CB8 committee is indeed fair


(re: “CB8’s public safety committee has no teeth,” Feb. 8)

I write in response to Jennifer Scarlott’s recent Point of View regarding the Jan. 16 meeting of Community Board 8’s public safety committee.

Ms. Scarlott requested speaking time on the public safety committee agenda, which was granted. She spoke about the Oct. 6 arrest of Alfred Burns, and allegations that the officers making the arrest used excessive force. CB8 takes such allegations very seriously, and we are certainly focused on the incident.

Fortunately, our city has a number of processes to address such matters, and these processes are currently underway.

We understand that the incident in question is currently before the Civilian Complaint Review Board, and the Internal Affairs Bureau of the New York Police Department. The CCRB and internal affairs are mandated and staffed to investigate such claims, and empowered to make findings of fact. We are gratified to know that these serious allegations are currently under review of the government bodies that are empowered to address them, and we look forward to their findings that are made public.

In contrast, CB8’s public safety committee has no authority or staff ability to investigate allegations of the use of excessive force by the NYPD. The public safety committee operates pursuant to its mission statement to assist and monitor the police and fire departments in our community board, and track crime and fire incident statistics.

Among its responsibilities are the approval and disapproval of new and renewal liquor license applications. Its activities are focused on the welfare and improvement of our community.

Ms. Scarlott was provided a meaningful period of time to make a presentation before the committee. Thereafter, although no one else had requested time in which to speak, due to the seriousness of the issue, the committee chair offered others in the audience an opportunity to voice any views on the topic.
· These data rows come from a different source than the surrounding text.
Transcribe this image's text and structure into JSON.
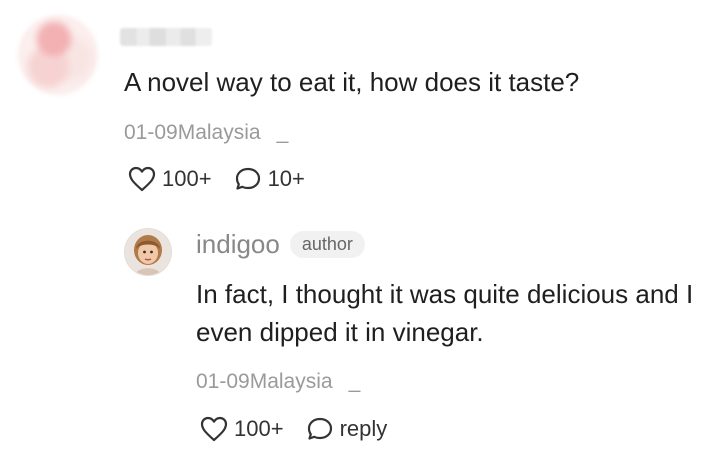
{
  "comment": {
    "text": "A novel way to eat it, how does it taste?",
    "date_location": "01-09Malaysia",
    "more": "_",
    "like_count": "100+",
    "reply_count": "10+"
  },
  "reply": {
    "username": "indigoo",
    "badge": "author",
    "text": "In fact, I thought it was quite delicious and I even dipped it in vinegar.",
    "date_location": "01-09Malaysia",
    "more": "_",
    "like_count": "100+",
    "reply_label": "reply"
  },
  "icons": {
    "like": "heart-icon",
    "comment": "comment-bubble-icon"
  }
}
Several other individuals spoke.

Moreover, the committee chair did address several questions that were posed by the various speakers. 

Ms. Scarlott was apparently not satisfied with the significant period of time the committee dedicated to this subject. This was not the only item on the agenda for the evening, and after an appropriate period of time, the committee chair did need to bring the conversation to a close.

As for Ms. Scarlott’s concern that the public safety committee should not be meeting at the 50th Precinct, I have to admit some surprise at her suggestion. In this age of community policing, it is generally acknowledged that activities aimed at forging bonds between police and the public at large result in meaningful dividends in terms of public safety and the establishment of a constructive relationship based on mutual respect.

For that reason, among others, we are pleased to be able to hold our meetings at the 50th Precinct, as for many who attend, it may be the only time they ever visit the precinct, affording them a deeper appreciation of the regular presence of the NYPD in their lives.

I would think that Ms. Scarlott and North Bronx Racial Justice would find that to be a laudable goal.

The committee meets on the third Tuesday of the month at 7 p.m., at the 50th Precinct. I would welcome and encourage all members of the community to attend.

The author is chair of Community Board 8.

Rosemary Ginty,